on February 29, 2004
...becomes evident when you examine this book. As a previous reviewer noted, the authors of this work undertake to utter an authoritative text on pharmaceutical market planning without even acknowledging the existence of either industry codes of conduct in marketing and promotion *or* government regulatory agencies empowered to come down like an avalanche on pharma companies whose officers violate the restrictions of 21 CFR 202.1 and associated laws.
Throughout the '90s, all the industry ever heard from marketing clowns like Lidstone and MacLennan was that FDA Warning Letters and similar regulatory actions were "a cost of doing business." Some of these arrogant weasels even *boasted* of their derring-do in skating their companies over thin ice, their fixation entirely upon annual (or just quarterly!) P&L figures, while their actions built up vast hematomas of bad blood in Rockville, guaranteeing that those of us responsible for getting the approval of new drug applications (NDAs) had to contend with an increasingly hostile reception from the FDA's regulatory officers.
The individuals considering the purchase of this book are almost certainly *not* going to be spending their own money on it. The cost will come out of their companies' budgets, and they'll be buying it either because they're marketing mayflies themselves (and therefore interested in selling their overpriced services either as company employees or outside consultants) or they're management officers who are trying to make some sense out of the marketing doublespeak they've been getting from such people. Given those conditions, I enthusuastically encourage the purchase of this book. With it or without it, the marketing people can't do much more damage than they're already doing, so they might as well eat up a chunk of their budgets with this purchase.
You management officers, however, should get their hands on Lidstone and MacLennan's dollop of bumf with an eye toward innoculating yourself against the boilerplate arguments voiced by these destructive elements within your corporate structure.
Remember that - like the rats they resemble - it's not what they take for themselves that makes the marketers so deadly to the survival of your company and the pharma industry in general, but rather the damage they do in the process of sucking themselves fat upon your payroll.
on August 26, 2000

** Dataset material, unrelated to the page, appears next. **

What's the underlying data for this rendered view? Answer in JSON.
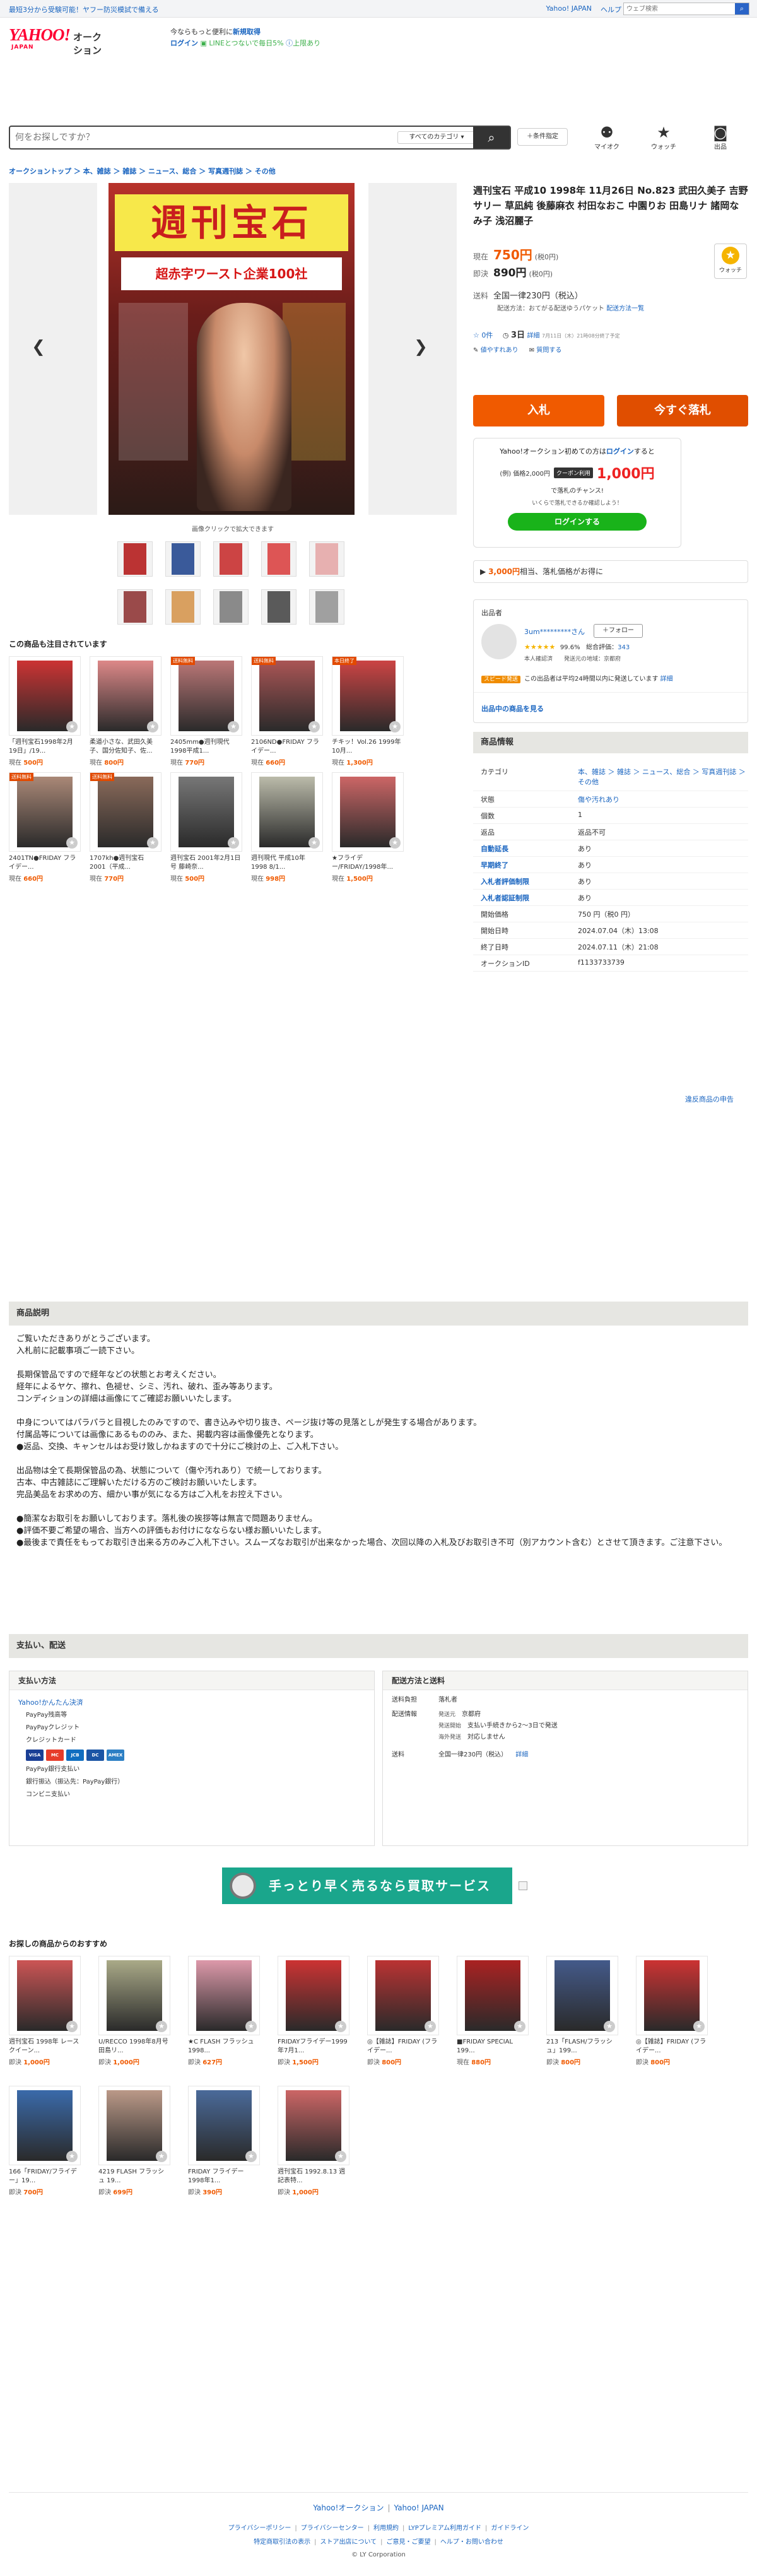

This book is an elegant and agreeable summary of Kotler's marketing management and Porter's competitive strategy. This is half of what I was expecting. However I was also expecting that these broad marketing concepts would be adapted and tailored to the specifics of The Pharmaceutical Industry. Unfortunately and unlike what is suggested by the title, the book has the rhetoric and the feel of a general marketing textbook rather than a Pharmaceutical oriented manual. At a macro level the words "product" or "person-to-person" are far more common than "drug" or "sales representative-to physician". At a micro level the book also favors generalities instead of important Pharmaceutical details. For instance, in the Chapter about Communications (8) the authors extensively discuss the elements of the promotional mix and the relationships with an advertising agency (something important for any industry). However, even in that chapter's section about other considerations, they totally ignore the interaction with regulatory agencies such as the FDA's Division of Drug Marketing, Advertising and Communications. This, as any Product Manager in Pharmaceuticals knows, is crucial for the success of the promotional message. Another similar example can be found in the Chapter about Sales Strategy (7). In here general management consulting matrixes (of the BCG 2X2 type common to any industry) are discussed in detail but the actual industry-specific strategy issues, such as sales force rotation and segmentation of calls to health care professionals, are avoid. Finally I believe that the price of the book ... is meant to be elitist so that is bought only by top management (the potential clients of the authors which are consultants). This is a pity because despite its flaws the books present handy general marketing information in an easy-to-read, friendly format, that emphasizes tables and bullet lists rather than extensive text. It will be useful for non-marketing Pharmaceutical Industry Professionals that interact with Marketing and by Product Managers with no academic business background. For those PM out of business school the book is too basic and contains a relatively small amount of data pertaining to the pharmaceutical industry. Such data can be found elsewhere. For instance the 27 pages of Chapter 2 (marketing Pharmaceuticals) of Schweitzer's book on Pharmaceutical economics and policy contain much more data than this entire Pharmaceutical marketing planning book.
on April 18, 2000
Much of the classic marketing thought (Identifying core capabilities, External/Internal analysis, SWOT analysis, Marget segmentation, BCG analysis, Commuunications techniques, Promotion mix analysis, etc.) as well as presentation and communication techniques are discussed here. The book has a nice addition on the PR side ties with Marketing, important specifically to the DTC side of advertising pharmaceuticals. Specifically deals with market plan development, working with various agencies, and the roles of various managers in the marketing planning process.
The book is not just about analysis and asking the right questions, it also provides great ways of presenting these ideas appropriately.
This is a good reference book, and review for upper management, while providing a stimulus for doing deep analysis and real strategy development instead of the daily grind that dulls your senses over time.
Also, look into Revitalizing the Pharmaceutical Business: Innovatiive Marketing approaches. This book will come out soon.